Return every line of the entries that includes the word "tools".

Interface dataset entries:
^^^^^^^^

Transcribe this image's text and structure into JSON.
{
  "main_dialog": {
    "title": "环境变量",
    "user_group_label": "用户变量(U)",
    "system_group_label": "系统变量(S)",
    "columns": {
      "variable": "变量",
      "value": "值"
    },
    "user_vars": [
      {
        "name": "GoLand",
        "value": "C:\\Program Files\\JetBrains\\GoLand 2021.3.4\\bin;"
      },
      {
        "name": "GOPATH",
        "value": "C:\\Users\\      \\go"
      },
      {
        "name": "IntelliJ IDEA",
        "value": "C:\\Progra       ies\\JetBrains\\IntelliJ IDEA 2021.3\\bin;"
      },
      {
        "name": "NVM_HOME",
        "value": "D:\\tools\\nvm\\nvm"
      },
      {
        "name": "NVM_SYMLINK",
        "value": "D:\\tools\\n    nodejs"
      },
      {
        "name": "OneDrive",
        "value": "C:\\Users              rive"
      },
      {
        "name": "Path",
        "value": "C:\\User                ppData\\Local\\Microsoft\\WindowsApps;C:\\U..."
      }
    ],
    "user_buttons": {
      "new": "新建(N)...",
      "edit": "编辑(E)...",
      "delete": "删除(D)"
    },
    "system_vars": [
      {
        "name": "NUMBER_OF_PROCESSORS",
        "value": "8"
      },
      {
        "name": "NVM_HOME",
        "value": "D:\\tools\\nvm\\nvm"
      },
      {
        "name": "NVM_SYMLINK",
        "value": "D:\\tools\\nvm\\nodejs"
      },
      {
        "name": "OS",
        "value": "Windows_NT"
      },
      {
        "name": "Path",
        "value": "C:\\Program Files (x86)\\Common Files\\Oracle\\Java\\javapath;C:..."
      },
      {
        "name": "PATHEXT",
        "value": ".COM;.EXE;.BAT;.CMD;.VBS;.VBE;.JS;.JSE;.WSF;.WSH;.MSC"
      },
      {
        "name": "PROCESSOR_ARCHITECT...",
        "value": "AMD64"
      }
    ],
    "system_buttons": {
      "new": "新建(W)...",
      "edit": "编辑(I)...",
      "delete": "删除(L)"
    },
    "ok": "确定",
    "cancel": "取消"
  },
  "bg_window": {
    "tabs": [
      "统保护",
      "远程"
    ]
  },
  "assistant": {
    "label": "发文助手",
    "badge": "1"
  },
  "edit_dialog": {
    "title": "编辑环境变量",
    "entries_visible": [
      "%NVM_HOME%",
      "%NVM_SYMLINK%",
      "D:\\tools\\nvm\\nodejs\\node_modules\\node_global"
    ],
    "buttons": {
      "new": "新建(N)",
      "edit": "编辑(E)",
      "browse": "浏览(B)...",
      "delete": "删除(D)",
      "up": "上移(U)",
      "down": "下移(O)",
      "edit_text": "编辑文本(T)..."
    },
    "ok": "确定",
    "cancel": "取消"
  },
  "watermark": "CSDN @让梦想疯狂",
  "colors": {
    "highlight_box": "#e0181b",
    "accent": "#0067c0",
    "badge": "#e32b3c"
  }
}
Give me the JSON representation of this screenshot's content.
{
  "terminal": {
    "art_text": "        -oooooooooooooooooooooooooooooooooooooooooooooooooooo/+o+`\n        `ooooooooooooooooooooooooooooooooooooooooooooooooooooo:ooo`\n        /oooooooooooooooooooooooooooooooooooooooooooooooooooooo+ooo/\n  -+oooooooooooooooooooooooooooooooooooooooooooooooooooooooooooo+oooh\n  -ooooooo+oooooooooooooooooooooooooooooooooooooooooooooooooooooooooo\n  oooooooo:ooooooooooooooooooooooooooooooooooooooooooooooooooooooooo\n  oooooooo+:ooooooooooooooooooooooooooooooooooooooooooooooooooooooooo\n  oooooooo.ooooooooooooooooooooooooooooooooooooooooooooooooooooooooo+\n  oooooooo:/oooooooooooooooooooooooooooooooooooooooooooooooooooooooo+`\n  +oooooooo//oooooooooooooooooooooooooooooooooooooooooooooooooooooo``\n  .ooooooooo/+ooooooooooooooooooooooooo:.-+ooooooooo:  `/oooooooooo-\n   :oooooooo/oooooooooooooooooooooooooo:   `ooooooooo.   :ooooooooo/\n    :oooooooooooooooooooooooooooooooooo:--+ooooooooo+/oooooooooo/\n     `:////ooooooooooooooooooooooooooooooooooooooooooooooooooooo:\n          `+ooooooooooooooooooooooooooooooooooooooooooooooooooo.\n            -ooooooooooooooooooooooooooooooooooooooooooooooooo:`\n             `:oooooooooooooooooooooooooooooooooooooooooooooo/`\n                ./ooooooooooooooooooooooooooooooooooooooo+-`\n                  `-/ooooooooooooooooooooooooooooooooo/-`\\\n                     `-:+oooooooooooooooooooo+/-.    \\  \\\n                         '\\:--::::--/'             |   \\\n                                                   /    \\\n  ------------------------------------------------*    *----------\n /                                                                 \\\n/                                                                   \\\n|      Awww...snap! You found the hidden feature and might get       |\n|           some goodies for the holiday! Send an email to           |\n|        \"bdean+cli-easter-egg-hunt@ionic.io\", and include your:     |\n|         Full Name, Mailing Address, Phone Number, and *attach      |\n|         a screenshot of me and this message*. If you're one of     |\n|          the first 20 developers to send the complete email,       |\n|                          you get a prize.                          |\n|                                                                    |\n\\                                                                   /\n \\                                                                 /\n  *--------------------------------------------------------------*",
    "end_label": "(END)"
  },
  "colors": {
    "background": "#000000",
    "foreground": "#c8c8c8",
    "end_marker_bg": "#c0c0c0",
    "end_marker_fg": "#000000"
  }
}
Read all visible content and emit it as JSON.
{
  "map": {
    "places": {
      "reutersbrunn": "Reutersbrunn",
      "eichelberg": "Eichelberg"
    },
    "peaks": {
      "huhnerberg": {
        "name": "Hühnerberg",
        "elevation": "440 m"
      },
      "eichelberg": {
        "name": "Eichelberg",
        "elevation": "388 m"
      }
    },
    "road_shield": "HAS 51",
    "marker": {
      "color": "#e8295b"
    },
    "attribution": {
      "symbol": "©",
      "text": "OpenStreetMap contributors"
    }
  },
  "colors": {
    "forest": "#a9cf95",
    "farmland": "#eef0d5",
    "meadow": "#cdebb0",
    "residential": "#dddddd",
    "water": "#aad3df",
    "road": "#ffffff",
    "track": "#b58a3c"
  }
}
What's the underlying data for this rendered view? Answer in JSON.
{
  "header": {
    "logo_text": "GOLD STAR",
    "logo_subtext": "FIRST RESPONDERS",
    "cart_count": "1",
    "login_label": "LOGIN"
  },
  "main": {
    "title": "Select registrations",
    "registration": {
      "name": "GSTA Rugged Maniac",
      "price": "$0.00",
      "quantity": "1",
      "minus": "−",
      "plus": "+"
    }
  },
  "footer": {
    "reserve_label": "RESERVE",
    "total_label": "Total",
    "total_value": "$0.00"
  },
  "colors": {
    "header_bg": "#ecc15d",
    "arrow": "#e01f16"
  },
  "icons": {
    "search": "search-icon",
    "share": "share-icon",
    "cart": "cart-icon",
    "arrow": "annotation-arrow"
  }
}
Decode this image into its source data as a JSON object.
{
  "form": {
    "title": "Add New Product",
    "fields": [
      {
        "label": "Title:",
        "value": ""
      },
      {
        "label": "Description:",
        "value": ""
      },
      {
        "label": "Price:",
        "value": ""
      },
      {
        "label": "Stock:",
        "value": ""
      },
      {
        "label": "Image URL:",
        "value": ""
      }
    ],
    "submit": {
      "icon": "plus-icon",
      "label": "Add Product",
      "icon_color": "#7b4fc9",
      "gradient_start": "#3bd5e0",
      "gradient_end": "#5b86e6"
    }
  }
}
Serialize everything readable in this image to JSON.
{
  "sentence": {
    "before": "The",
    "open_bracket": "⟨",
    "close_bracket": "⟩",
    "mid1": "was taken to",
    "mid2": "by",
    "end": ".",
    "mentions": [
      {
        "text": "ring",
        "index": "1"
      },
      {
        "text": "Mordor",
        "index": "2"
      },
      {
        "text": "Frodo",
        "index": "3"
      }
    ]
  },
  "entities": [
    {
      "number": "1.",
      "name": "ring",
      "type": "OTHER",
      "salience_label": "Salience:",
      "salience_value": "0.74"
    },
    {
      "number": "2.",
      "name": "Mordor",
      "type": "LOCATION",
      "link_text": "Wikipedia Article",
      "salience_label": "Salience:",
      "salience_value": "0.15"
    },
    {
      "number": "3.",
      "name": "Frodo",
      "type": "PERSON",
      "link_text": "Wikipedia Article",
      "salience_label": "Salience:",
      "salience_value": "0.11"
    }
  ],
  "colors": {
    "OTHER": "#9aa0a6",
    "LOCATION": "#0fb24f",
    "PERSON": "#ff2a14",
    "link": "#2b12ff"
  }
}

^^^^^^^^

- _RESPONSE TO THIS EXERCISE_
        "value": "D:\\tools\\nvm\\nvm"
        "value": "D:\\tools\\n    nodejs"
        "value": "D:\\tools\\nvm\\nvm"
        "value": "D:\\tools\\nvm\\nodejs"
      "D:\\tools\\nvm\\nodejs\\node_modules\\node_global"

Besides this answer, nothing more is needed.